→ **Supplied information**

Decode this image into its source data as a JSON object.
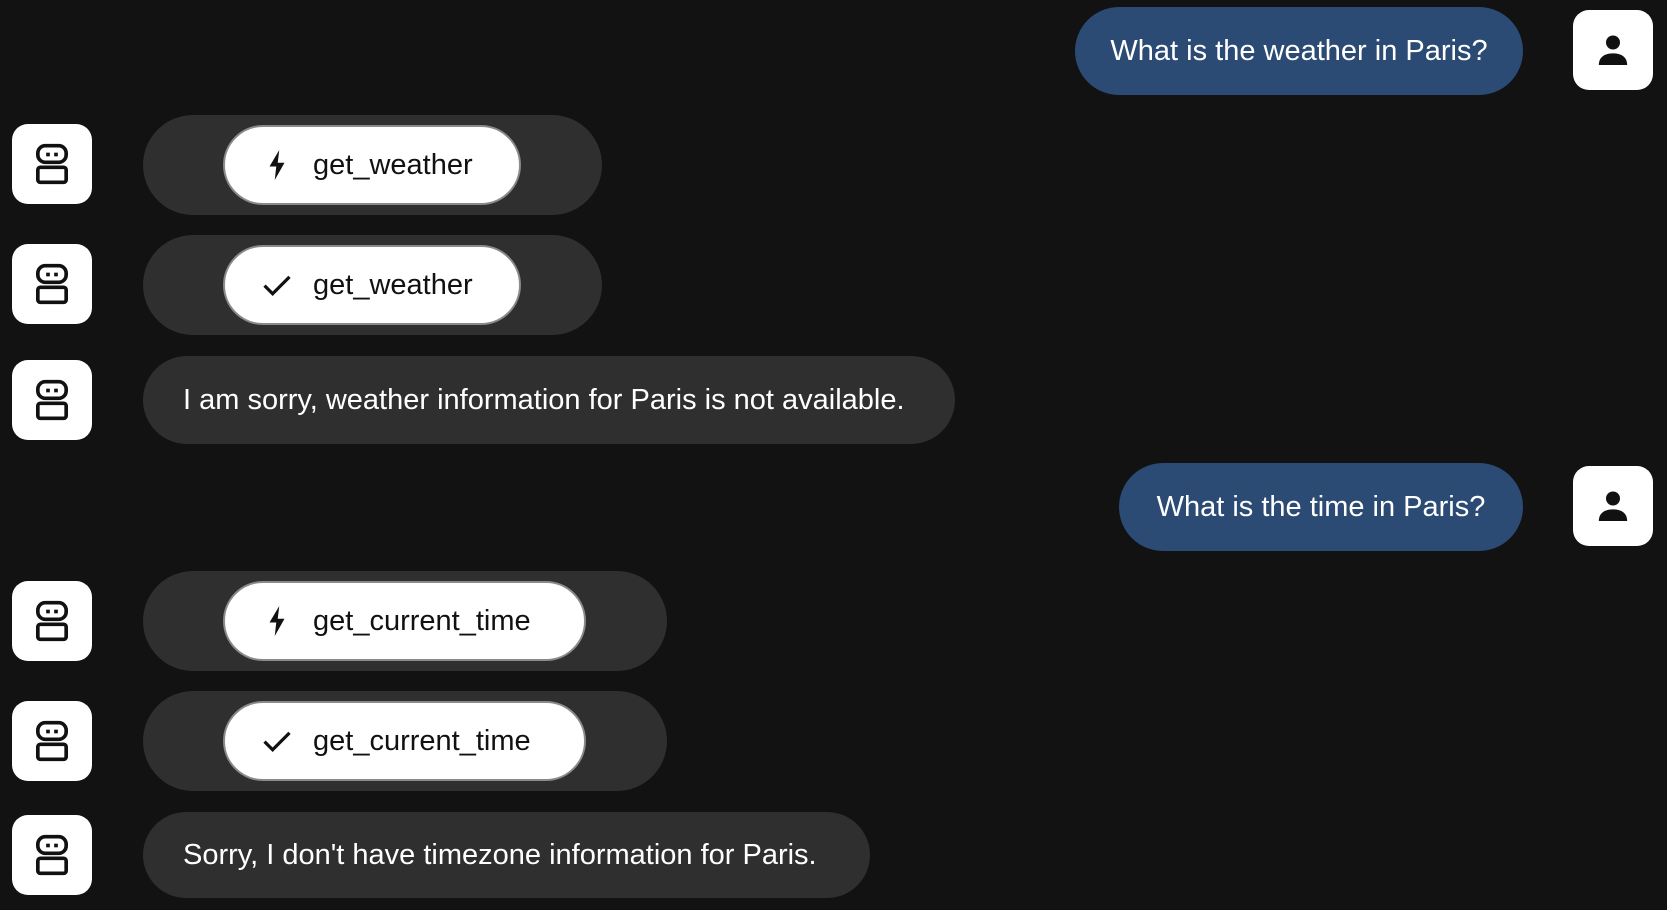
{
  "messages": [
    {
      "role": "user",
      "text": "What is the weather in Paris?"
    },
    {
      "role": "tool_call",
      "status": "calling",
      "status_icon": "lightning-icon",
      "name": "get_weather"
    },
    {
      "role": "tool_call",
      "status": "done",
      "status_icon": "check-icon",
      "name": "get_weather"
    },
    {
      "role": "assistant",
      "text": "I am sorry, weather information for Paris is not available."
    },
    {
      "role": "user",
      "text": "What is the time in Paris?"
    },
    {
      "role": "tool_call",
      "status": "calling",
      "status_icon": "lightning-icon",
      "name": "get_current_time"
    },
    {
      "role": "tool_call",
      "status": "done",
      "status_icon": "check-icon",
      "name": "get_current_time"
    },
    {
      "role": "assistant",
      "text": "Sorry, I don't have timezone information for Paris."
    }
  ],
  "avatars": {
    "user": "person-icon",
    "assistant": "robot-icon"
  },
  "colors": {
    "background": "#121212",
    "user_bubble": "#2b4a74",
    "assistant_bubble": "#2f2f2f",
    "avatar_bg": "#ffffff",
    "tool_chip_bg": "#ffffff"
  }
}
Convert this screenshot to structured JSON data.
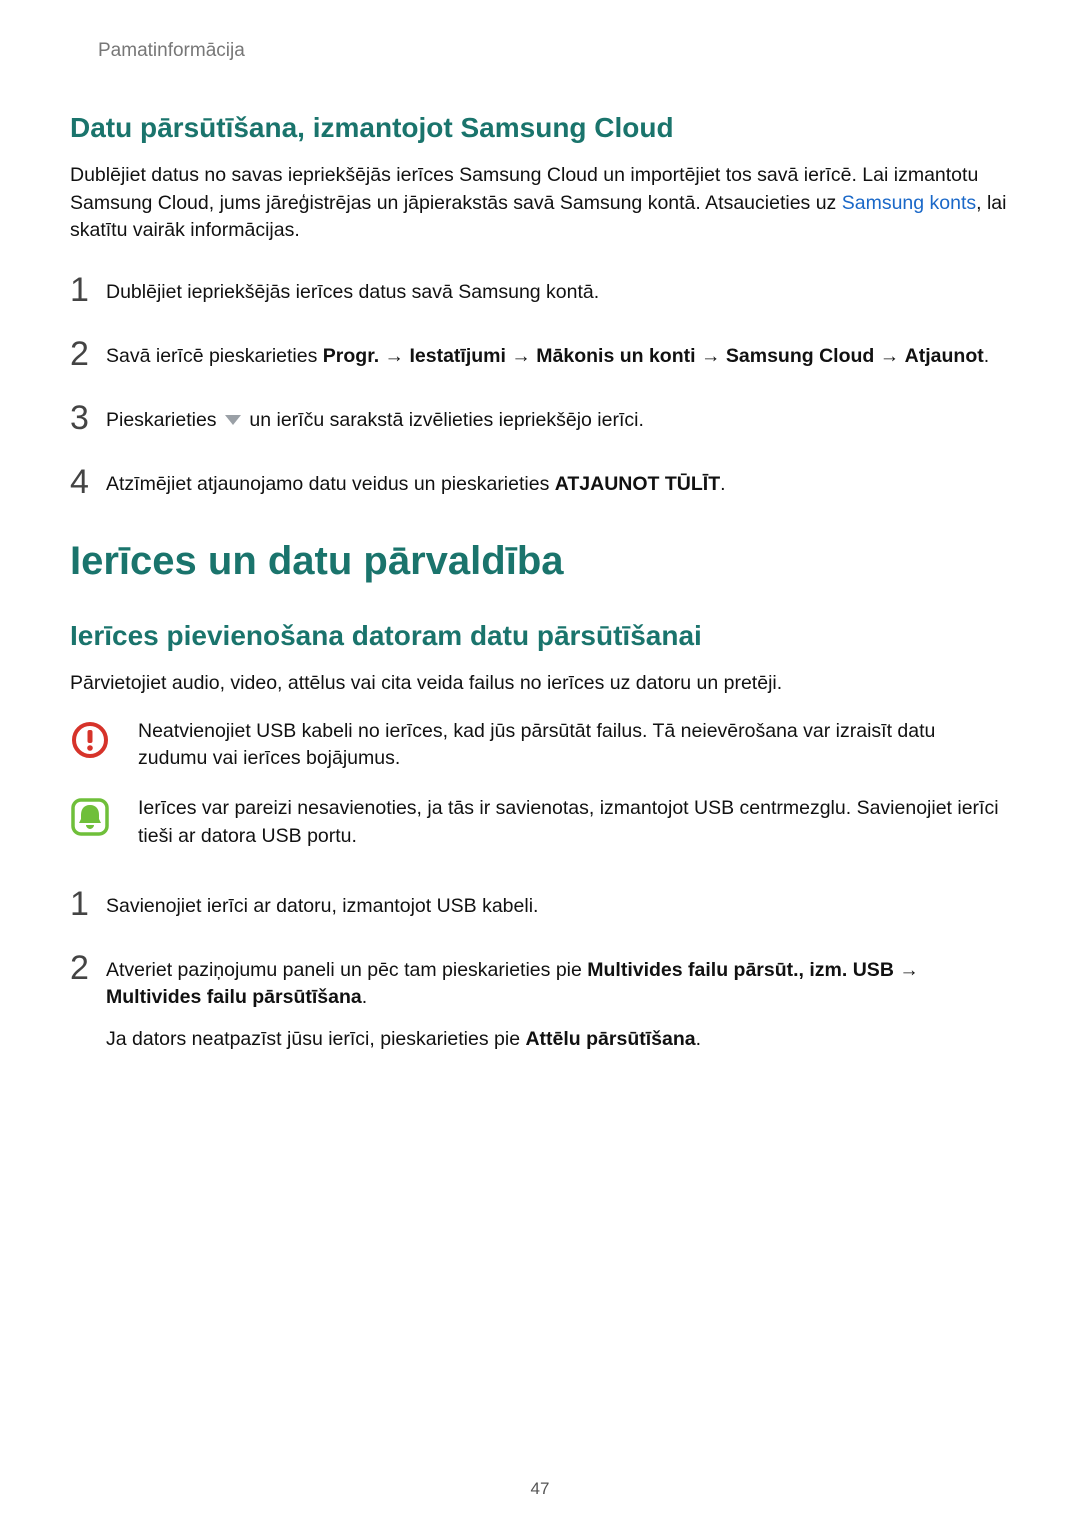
{
  "header": "Pamatinformācija",
  "section1": {
    "title": "Datu pārsūtīšana, izmantojot Samsung Cloud",
    "intro_a": "Dublējiet datus no savas iepriekšējās ierīces Samsung Cloud un importējiet tos savā ierīcē. Lai izmantotu Samsung Cloud, jums jāreģistrējas un jāpierakstās savā Samsung kontā. Atsaucieties uz ",
    "intro_link": "Samsung konts",
    "intro_b": ", lai skatītu vairāk informācijas.",
    "step1_num": "1",
    "step1": "Dublējiet iepriekšējās ierīces datus savā Samsung kontā.",
    "step2_num": "2",
    "step2_a": "Savā ierīcē pieskarieties ",
    "step2_b": "Progr.",
    "step2_arrow": " → ",
    "step2_c": "Iestatījumi",
    "step2_d": "Mākonis un konti",
    "step2_e": "Samsung Cloud",
    "step2_f": "Atjaunot",
    "step2_period": ".",
    "step3_num": "3",
    "step3_a": "Pieskarieties ",
    "step3_b": " un ierīču sarakstā izvēlieties iepriekšējo ierīci.",
    "step4_num": "4",
    "step4_a": "Atzīmējiet atjaunojamo datu veidus un pieskarieties ",
    "step4_b": "ATJAUNOT TŪLĪT",
    "step4_c": "."
  },
  "section2": {
    "title": "Ierīces un datu pārvaldība",
    "subtitle": "Ierīces pievienošana datoram datu pārsūtīšanai",
    "intro": "Pārvietojiet audio, video, attēlus vai cita veida failus no ierīces uz datoru un pretēji.",
    "warning": "Neatvienojiet USB kabeli no ierīces, kad jūs pārsūtāt failus. Tā neievērošana var izraisīt datu zudumu vai ierīces bojājumus.",
    "info": "Ierīces var pareizi nesavienoties, ja tās ir savienotas, izmantojot USB centrmezglu. Savienojiet ierīci tieši ar datora USB portu.",
    "step1_num": "1",
    "step1": "Savienojiet ierīci ar datoru, izmantojot USB kabeli.",
    "step2_num": "2",
    "step2_a": "Atveriet paziņojumu paneli un pēc tam pieskarieties pie ",
    "step2_b": "Multivides failu pārsūt., izm. USB",
    "step2_arrow": " → ",
    "step2_c": "Multivides failu pārsūtīšana",
    "step2_d": ".",
    "step2_sub_a": "Ja dators neatpazīst jūsu ierīci, pieskarieties pie ",
    "step2_sub_b": "Attēlu pārsūtīšana",
    "step2_sub_c": "."
  },
  "page_number": "47"
}
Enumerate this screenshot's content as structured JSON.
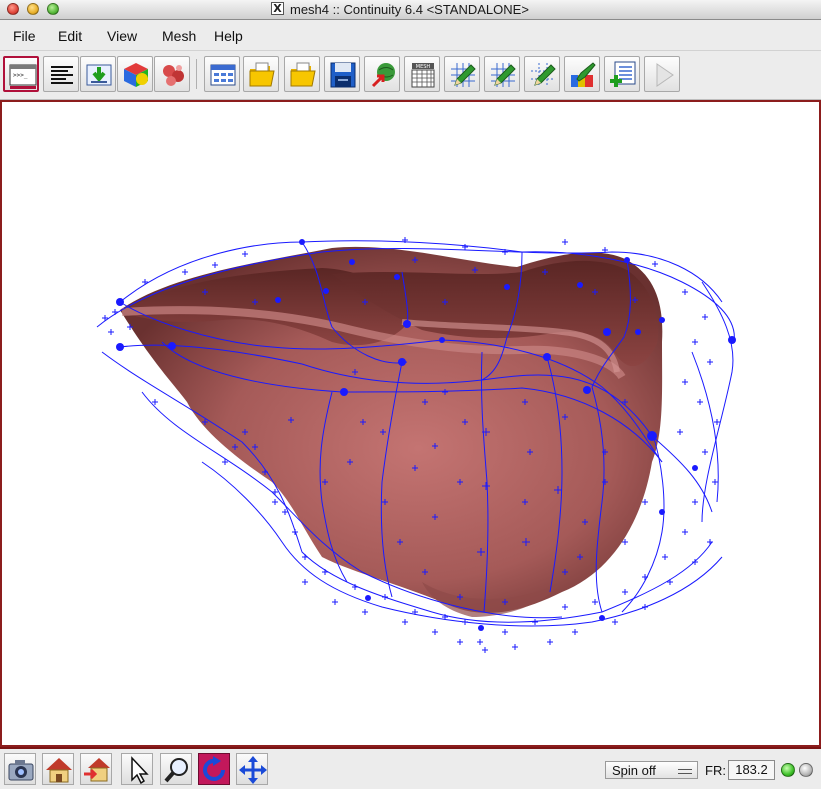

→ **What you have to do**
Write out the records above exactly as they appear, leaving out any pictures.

→ **Response area**
Decode this image into its source data as a JSON object.
{
  "messages": [
    {
      "role": "user",
      "text": "What is the weather in Paris?"
    },
    {
      "role": "tool_call",
      "status": "calling",
      "status_icon": "lightning-icon",
      "name": "get_weather"
    },
    {
      "role": "tool_call",
      "status": "done",
      "status_icon": "check-icon",
      "name": "get_weather"
    },
    {
      "role": "assistant",
      "text": "I am sorry, weather information for Paris is not available."
    },
    {
      "role": "user",
      "text": "What is the time in Paris?"
    },
    {
      "role": "tool_call",
      "status": "calling",
      "status_icon": "lightning-icon",
      "name": "get_current_time"
    },
    {
      "role": "tool_call",
      "status": "done",
      "status_icon": "check-icon",
      "name": "get_current_time"
    },
    {
      "role": "assistant",
      "text": "Sorry, I don't have timezone information for Paris."
    }
  ],
  "avatars": {
    "user": "person-icon",
    "assistant": "robot-icon"
  },
  "colors": {
    "background": "#121212",
    "user_bubble": "#2b4a74",
    "assistant_bubble": "#2f2f2f",
    "avatar_bg": "#ffffff",
    "tool_chip_bg": "#ffffff"
  }
}
Convert this screenshot to structured JSON data.
{
  "header": "Pamatinformācija",
  "section1": {
    "title": "Datu pārsūtīšana, izmantojot Samsung Cloud",
    "intro_a": "Dublējiet datus no savas iepriekšējās ierīces Samsung Cloud un importējiet tos savā ierīcē. Lai izmantotu Samsung Cloud, jums jāreģistrējas un jāpierakstās savā Samsung kontā. Atsaucieties uz ",
    "intro_link": "Samsung konts",
    "intro_b": ", lai skatītu vairāk informācijas.",
    "step1_num": "1",
    "step1": "Dublējiet iepriekšējās ierīces datus savā Samsung kontā.",
    "step2_num": "2",
    "step2_a": "Savā ierīcē pieskarieties ",
    "step2_b": "Progr.",
    "step2_arrow": " → ",
    "step2_c": "Iestatījumi",
    "step2_d": "Mākonis un konti",
    "step2_e": "Samsung Cloud",
    "step2_f": "Atjaunot",
    "step2_period": ".",
    "step3_num": "3",
    "step3_a": "Pieskarieties ",
    "step3_b": " un ierīču sarakstā izvēlieties iepriekšējo ierīci.",
    "step4_num": "4",
    "step4_a": "Atzīmējiet atjaunojamo datu veidus un pieskarieties ",
    "step4_b": "ATJAUNOT TŪLĪT",
    "step4_c": "."
  },
  "section2": {
    "title": "Ierīces un datu pārvaldība",
    "subtitle": "Ierīces pievienošana datoram datu pārsūtīšanai",
    "intro": "Pārvietojiet audio, video, attēlus vai cita veida failus no ierīces uz datoru un pretēji.",
    "warning": "Neatvienojiet USB kabeli no ierīces, kad jūs pārsūtāt failus. Tā neievērošana var izraisīt datu zudumu vai ierīces bojājumus.",
    "info": "Ierīces var pareizi nesavienoties, ja tās ir savienotas, izmantojot USB centrmezglu. Savienojiet ierīci tieši ar datora USB portu.",
    "step1_num": "1",
    "step1": "Savienojiet ierīci ar datoru, izmantojot USB kabeli.",
    "step2_num": "2",
    "step2_a": "Atveriet paziņojumu paneli un pēc tam pieskarieties pie ",
    "step2_b": "Multivides failu pārsūt., izm. USB",
    "step2_arrow": " → ",
    "step2_c": "Multivides failu pārsūtīšana",
    "step2_d": ".",
    "step2_sub_a": "Ja dators neatpazīst jūsu ierīci, pieskarieties pie ",
    "step2_sub_b": "Attēlu pārsūtīšana",
    "step2_sub_c": "."
  },
  "page_number": "47"
}
Enumerate this screenshot's content as structured JSON.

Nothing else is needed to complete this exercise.